The novel should have been slightly out of my comfort zone since it’s about time travel but I never had a strange or uncomfortable feeling about it. One of the reasons I did like it so much is probably because it had the feeling of a contemporary novel dealing with a mother/daughter relationship more then it was about time travel. It all felt quite natural and of course it helped that Faye, the person subjected to time travel, was quite skeptic about it herself. The process of travelling isn’t glossed over and it was never just accepted as if it were nothing out of the ordinary. The fact is that it really is a big deal and more painful then you think. There are a lot of questions to ask oneself about the safety but on the other hand, aren’t all the risks, the bruises and cuts along the way, worth it if you can see your dead mother again?

Faye lost her mother when she was 8. She doesn’t remember much about it or what her mother died of exactly. She ended up with the neighbours who she called Aunt Em and Uncle Henry and she had a great childhood but they didn’t talked much about her mother or what happened to her.
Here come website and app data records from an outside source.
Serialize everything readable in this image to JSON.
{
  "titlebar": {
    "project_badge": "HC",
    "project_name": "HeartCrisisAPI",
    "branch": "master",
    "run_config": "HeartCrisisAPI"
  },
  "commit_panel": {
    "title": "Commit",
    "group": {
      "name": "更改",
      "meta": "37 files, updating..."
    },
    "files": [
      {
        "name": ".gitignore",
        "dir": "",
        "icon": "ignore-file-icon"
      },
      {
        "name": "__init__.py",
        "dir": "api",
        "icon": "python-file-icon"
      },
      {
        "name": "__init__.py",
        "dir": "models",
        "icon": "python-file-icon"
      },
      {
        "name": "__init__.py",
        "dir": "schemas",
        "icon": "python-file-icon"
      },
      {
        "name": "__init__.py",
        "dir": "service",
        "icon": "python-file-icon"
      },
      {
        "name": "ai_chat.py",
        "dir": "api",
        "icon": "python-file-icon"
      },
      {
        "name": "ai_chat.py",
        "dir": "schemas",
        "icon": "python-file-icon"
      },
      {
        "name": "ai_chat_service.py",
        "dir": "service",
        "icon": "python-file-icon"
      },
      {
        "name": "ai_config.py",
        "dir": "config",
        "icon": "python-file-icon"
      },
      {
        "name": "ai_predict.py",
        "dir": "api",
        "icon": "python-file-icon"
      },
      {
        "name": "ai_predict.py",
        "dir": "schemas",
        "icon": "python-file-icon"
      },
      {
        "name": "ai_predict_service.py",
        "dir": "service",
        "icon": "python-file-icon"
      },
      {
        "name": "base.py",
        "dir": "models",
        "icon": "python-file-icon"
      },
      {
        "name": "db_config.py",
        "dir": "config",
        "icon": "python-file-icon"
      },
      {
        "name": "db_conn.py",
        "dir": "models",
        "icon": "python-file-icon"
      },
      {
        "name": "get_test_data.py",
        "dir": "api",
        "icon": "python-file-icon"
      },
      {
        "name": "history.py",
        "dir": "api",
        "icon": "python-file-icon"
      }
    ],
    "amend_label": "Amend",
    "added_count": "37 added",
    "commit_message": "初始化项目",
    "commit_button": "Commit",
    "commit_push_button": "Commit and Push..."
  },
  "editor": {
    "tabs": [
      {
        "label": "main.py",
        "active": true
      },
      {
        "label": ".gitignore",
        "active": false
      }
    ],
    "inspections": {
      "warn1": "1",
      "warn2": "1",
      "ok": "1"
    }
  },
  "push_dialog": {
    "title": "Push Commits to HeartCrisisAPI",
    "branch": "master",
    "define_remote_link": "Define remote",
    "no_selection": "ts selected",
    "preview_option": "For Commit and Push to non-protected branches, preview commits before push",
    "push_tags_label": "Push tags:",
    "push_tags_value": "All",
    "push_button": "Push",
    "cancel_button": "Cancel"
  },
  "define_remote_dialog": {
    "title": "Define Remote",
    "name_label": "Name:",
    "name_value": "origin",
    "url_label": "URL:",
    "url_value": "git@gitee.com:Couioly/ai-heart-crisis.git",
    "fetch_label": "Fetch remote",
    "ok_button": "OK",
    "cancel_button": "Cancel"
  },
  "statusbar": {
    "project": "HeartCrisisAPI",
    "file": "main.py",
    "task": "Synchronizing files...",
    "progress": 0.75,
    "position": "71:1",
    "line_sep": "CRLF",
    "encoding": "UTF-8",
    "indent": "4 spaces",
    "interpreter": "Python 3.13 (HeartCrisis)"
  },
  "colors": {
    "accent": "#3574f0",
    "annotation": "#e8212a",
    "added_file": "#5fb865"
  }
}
Faye’s a mother herself now of two young daughters and she feels that hole in her heart is still there. She wants to know what happened and who her mother was. Then a miracle happens, she finds an old space hopper box and reenacting an old picture of herself where she’s posing in the box, she suddenly falls through it and ends up in the year 1977. She only ever saw her mother through the eyes of a child so she grabs this opportunity to get to know her mother as an adult, without revealing she’s her daughter coming from the future. I loved that warm feeling of friendship between Faye and her mother Jeannie but I was in conflict sooner than Faye was… what if she didn’t get back to the present, or if she couldn’t let go of her mother, and what if she inadvertedly altered the past, would that change her life in the present?

Space Hopper was a delightful whimsical and warm novel but it doesn’t shy away exploring also bigger topics at times like having faith and living a life without fear for what is coming. I adored Faye’s blind friend Louis and his blindness brought a great perspective to the story. Albeit in a totally different context (he speaks of a very colourful emerald egg that he displays at his house) he says at one moment that you don’t need to see a thing to know it’s true.

The rollerskates that are displayed on the cover also are a wonderful reference in the story. In fact, I enjoyed many many different little scenes that played out. The ending of the novel was very touching, it wasn’t entirely unpredictable but it still gave me a sense of exhilaration (ok and a tiny bit of horror) to see how it played out in the end.

Finally, I loved the narration of this audiobook and Sophie Roberts is the best narrator I ever listened to so far, she really brings the story to life!

I received a free audiobook copy of this novel from the publisher Simon & Schuster via Netgalley. This is still my honest opinion.